I hope I can always do this with Luca and even when he's got to that self conscious stage... like sadly, I now have, of drawing in front of people, I hope he will still want to come to look, really look at all these amazing paintings, and be moved by them, like I am.
I talk often of the power of creativity and how it has the ability to calm, this is why it disturbs me greatly when I feel the arts are being pushed further and further out of the curriculum. As Luca momentarily holds his coloured pencil up to the picture, (I imagine he is squinting slightly,) it appears as if he's checking out the proportions to translate them to the page, (amusingly something I'd been encouraged to do in a life drawing class I went to just a week earlier.) What he is actually doing is trying to see if the colour he has in his hand in a close enough match to the fur of the dog he is focusing on in the painting!
He never seems to give this much time to ponder anything in his life.... it's always rush, rush, rush.... the progress he's made in his learning from reception to now in year two is astonishing and I'm amazed at how much information, he, along with his peers must be taking on every day to keep up with expectations for their age. Which is what makes this moment so powerful. I know they are fed with information every day... questions...phonics, spellings, holding it together emotionally until he can release it all at home.
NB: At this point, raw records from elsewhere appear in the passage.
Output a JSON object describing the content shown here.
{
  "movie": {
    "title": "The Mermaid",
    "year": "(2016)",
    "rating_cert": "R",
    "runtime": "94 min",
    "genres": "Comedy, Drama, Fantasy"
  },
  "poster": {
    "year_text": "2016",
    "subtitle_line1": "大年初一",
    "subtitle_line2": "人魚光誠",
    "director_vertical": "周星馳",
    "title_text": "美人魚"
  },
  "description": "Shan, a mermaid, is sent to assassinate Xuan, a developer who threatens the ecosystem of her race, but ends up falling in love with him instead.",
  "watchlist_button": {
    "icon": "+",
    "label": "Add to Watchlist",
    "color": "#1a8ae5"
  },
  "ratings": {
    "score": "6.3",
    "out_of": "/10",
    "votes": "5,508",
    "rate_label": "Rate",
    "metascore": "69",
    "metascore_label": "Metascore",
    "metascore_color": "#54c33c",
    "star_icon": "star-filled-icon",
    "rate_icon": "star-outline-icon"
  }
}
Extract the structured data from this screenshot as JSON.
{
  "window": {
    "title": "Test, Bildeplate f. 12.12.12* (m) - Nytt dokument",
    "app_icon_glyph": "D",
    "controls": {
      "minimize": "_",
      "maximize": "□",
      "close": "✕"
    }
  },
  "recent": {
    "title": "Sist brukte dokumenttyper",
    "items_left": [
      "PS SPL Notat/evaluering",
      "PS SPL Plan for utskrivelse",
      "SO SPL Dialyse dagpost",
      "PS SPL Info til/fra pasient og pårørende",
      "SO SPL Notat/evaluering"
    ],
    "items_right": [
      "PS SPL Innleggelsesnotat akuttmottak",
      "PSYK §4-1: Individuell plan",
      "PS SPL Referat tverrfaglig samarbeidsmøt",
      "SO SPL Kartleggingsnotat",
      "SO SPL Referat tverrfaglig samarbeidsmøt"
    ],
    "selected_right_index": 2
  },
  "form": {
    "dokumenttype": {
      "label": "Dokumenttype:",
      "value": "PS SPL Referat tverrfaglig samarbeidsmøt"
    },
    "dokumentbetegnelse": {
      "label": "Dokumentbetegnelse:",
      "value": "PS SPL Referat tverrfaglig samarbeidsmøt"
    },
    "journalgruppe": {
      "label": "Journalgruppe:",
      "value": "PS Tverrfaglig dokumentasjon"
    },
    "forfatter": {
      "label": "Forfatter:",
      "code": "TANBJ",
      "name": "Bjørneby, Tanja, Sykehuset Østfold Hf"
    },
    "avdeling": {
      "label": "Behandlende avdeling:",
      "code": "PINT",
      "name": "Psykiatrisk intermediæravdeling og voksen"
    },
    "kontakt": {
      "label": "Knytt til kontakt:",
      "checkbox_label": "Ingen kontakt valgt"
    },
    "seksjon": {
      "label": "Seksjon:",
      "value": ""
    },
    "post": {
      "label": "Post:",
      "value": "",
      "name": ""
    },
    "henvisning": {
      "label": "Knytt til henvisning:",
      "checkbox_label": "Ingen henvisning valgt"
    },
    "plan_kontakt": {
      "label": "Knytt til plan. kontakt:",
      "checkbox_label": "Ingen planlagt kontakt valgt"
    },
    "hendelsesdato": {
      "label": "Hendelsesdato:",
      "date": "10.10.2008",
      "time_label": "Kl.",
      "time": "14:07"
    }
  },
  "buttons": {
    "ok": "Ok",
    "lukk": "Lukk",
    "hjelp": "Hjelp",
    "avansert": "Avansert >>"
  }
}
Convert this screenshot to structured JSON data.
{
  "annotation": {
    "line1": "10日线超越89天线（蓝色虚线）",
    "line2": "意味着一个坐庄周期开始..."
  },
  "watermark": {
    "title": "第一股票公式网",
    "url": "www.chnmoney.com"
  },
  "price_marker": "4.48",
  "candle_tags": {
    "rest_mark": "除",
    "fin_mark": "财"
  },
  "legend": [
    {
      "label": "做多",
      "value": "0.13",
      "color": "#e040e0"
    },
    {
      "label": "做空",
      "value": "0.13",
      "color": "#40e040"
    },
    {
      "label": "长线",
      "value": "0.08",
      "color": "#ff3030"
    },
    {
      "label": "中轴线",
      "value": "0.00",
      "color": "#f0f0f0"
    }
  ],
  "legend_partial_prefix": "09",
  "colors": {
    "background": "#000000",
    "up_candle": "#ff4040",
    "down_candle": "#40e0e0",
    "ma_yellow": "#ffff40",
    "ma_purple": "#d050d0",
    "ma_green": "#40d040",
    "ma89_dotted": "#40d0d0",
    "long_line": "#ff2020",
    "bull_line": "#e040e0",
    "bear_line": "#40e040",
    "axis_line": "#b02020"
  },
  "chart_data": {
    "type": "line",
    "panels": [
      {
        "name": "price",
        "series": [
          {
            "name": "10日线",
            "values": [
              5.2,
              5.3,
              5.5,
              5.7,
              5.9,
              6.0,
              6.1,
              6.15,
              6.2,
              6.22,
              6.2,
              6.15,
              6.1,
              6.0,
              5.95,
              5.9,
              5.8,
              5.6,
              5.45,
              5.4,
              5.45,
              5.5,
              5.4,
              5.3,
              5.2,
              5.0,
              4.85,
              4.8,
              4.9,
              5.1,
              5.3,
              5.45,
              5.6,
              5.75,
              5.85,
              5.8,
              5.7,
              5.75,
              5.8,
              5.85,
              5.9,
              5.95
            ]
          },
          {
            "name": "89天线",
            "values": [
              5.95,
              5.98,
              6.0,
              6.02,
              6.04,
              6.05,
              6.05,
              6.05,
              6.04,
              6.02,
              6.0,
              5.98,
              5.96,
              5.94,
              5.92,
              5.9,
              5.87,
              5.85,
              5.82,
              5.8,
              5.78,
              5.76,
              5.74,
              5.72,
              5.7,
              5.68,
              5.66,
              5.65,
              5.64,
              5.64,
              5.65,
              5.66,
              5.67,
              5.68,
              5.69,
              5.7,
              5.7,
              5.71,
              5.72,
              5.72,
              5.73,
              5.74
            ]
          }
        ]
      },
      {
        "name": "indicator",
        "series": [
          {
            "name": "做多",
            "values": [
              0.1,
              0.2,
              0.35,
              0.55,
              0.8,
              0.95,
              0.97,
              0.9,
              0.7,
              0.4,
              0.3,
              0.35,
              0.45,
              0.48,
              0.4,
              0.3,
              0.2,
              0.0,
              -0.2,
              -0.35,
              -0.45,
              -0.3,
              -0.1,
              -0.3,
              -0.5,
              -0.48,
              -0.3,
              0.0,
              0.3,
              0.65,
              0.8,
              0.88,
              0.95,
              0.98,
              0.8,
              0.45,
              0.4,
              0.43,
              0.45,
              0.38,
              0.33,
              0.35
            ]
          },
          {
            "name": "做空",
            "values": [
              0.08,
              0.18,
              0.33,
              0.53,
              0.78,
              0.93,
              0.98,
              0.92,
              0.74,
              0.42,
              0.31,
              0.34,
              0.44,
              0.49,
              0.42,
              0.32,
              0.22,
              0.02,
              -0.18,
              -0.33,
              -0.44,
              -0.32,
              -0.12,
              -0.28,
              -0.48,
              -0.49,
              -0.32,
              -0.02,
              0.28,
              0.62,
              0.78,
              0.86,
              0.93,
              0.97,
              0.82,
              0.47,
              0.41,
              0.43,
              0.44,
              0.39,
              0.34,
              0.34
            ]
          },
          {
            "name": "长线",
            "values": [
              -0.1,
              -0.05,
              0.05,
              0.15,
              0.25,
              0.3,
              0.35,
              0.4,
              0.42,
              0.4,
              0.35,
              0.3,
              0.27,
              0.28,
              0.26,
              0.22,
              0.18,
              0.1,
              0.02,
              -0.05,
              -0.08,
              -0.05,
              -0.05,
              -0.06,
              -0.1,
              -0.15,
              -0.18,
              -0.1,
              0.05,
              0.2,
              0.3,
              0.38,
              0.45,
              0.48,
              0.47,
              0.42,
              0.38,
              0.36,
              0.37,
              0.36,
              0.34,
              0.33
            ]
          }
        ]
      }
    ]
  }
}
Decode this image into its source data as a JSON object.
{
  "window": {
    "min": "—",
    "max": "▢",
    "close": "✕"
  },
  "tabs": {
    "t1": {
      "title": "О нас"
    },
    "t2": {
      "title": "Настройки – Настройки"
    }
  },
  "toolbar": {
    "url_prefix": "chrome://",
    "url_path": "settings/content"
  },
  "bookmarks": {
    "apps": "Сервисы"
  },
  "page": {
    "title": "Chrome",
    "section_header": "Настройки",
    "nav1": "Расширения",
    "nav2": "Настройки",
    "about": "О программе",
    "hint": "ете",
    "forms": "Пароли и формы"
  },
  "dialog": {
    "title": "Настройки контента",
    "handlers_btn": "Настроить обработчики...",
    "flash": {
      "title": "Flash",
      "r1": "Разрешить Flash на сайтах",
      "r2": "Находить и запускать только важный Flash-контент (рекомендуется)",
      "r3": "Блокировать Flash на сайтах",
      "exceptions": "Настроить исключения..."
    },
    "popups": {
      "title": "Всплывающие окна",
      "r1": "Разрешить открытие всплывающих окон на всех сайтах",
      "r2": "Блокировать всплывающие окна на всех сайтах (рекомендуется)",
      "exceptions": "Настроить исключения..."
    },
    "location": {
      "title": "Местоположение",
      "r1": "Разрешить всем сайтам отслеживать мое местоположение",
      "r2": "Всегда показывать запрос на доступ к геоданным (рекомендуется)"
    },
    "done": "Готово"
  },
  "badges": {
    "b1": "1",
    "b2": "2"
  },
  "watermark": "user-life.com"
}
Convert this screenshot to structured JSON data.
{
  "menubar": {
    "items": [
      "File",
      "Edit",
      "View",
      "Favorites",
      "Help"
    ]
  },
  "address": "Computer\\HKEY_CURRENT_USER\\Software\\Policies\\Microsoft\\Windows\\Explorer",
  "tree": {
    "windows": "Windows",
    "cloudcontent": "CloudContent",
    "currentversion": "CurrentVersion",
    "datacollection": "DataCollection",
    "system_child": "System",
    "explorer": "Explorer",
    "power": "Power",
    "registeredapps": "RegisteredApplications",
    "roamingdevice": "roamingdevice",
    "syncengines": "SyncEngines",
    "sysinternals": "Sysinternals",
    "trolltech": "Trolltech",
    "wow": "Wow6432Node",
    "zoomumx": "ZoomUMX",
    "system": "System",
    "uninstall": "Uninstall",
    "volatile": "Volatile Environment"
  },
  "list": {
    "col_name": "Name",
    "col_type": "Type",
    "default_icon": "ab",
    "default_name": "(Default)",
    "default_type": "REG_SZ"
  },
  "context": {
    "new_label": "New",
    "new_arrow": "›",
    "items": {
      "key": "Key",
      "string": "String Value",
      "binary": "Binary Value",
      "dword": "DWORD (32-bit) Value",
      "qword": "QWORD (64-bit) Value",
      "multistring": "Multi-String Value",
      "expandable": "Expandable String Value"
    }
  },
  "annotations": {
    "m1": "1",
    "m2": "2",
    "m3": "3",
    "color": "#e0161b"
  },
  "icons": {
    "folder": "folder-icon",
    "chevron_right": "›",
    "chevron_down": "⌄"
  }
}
Here, everything feels, completely. slow. motion. There is no expectation. His movements are so thoughtful. Deliberate. Meaningful. He spends at least twenty minutes, if not more on the four large pictures he has chosen to draw.
Early on, he was drawn to a man with a wig and a large pink gown, I'd image from around the 1700s I'd imagine. I have to sit next to him on the floor cross legged while he draws this one and I watch him as he draws the outline first, it's steady, forceful and self assured. I thought to myself afterwards, I didn't even bring a rubber but he never actually asked for one and he is someone who usually hates to make a mistake....it was like he was in a confidence orb or something... untouchable!
If you ever have the opportunity to take one of your children away for a few hours of 'Love bombing,' do it. I spend a lot of time with my youngest outside of his fifteen hours of nursery, so to spend it with Luca feels like a real treat. For me, galleries, particularly this one, create a happy place for both of us to be happy and for positive energies to flow but it may not be the chosen place for your child. The quiet hushed voices, the slow, carefully placed footsteps over wooden floors and the odd echo as a result of the high ceilings. The dimmed lighting all went towards creating a few hours of my favourite kind of love bombing.
We don't follow all the love bombing rules.... I don't let him have total control.... we nearly had a major falling out over him bringing his puppy with him before we'd even left home and I also wouldn't give in to buying him something in the shop. Basically, it's not all honey but I know if I'm given time that is just dedicated to him, I make the most of it and properly engage with him and that quality time and connection can have a ripple effect for days afterwards.
I think this idea can also be extended to other people in your life including your partner.
I'd love to hear how you get on....